** DATA UNDER STUDY follows **
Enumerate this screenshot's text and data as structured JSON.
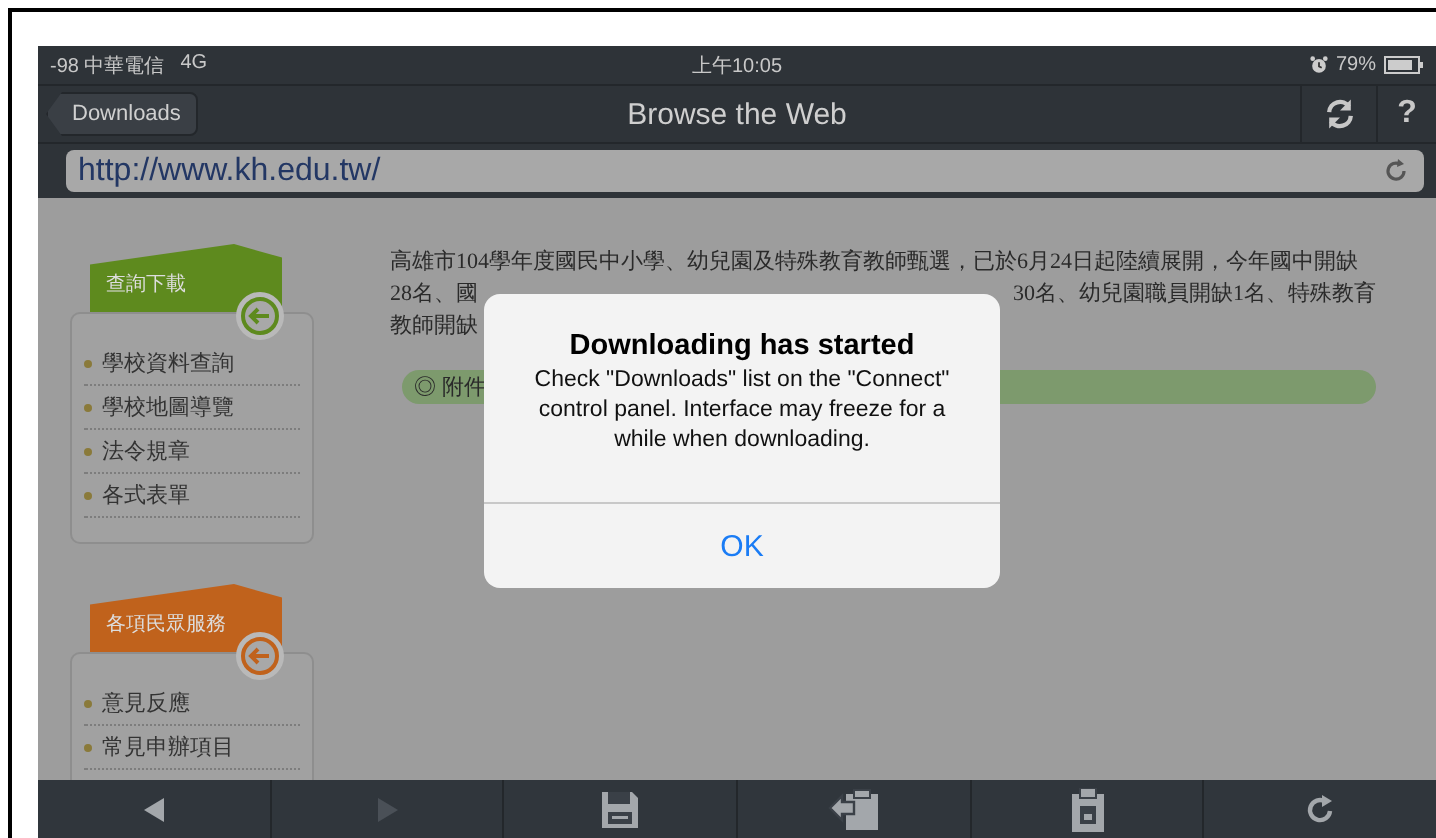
{
  "status_bar": {
    "carrier": "-98 中華電信",
    "network": "4G",
    "time": "上午10:05",
    "battery": "79%"
  },
  "nav_bar": {
    "back_button": "Downloads",
    "title": "Browse the Web",
    "help_button": "?"
  },
  "address_bar": {
    "value": "http://www.kh.edu.tw/"
  },
  "sidebar": {
    "sections": [
      {
        "title": "查詢下載",
        "color": "#5e8a1e",
        "items": [
          "學校資料查詢",
          "學校地圖導覽",
          "法令規章",
          "各式表單"
        ]
      },
      {
        "title": "各項民眾服務",
        "color": "#c0621c",
        "items": [
          "意見反應",
          "常見申辦項目"
        ]
      }
    ]
  },
  "article": {
    "lines": [
      {
        "segments": [
          "高雄市104學年度國民中小學、幼兒園及特殊教育教師甄選，已於6月24日起陸續展開，今年國中開缺"
        ]
      },
      {
        "segments": [
          "28名、國",
          "30名、幼兒園職員開缺1名、特殊教育"
        ]
      },
      {
        "segments": [
          "教師開缺"
        ]
      }
    ],
    "attachment": "◎ 附件"
  },
  "dialog": {
    "title": "Downloading has started",
    "message": "Check \"Downloads\" list on the \"Connect\" control panel. Interface may freeze for a while when downloading.",
    "button": "OK"
  },
  "toolbar": {
    "buttons": [
      {
        "kind": "back",
        "disabled": false
      },
      {
        "kind": "forward",
        "disabled": true
      },
      {
        "kind": "save",
        "disabled": false
      },
      {
        "kind": "share",
        "disabled": false
      },
      {
        "kind": "clipboard",
        "disabled": false
      },
      {
        "kind": "refresh",
        "disabled": false
      }
    ]
  }
}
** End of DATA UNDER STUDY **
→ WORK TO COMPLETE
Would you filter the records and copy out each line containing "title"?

→ RESULT OF THIS EXERCISE
    "title": "Browse the Web",
        "title": "查詢下載",
        "title": "各項民眾服務",
    "title": "Downloading has started",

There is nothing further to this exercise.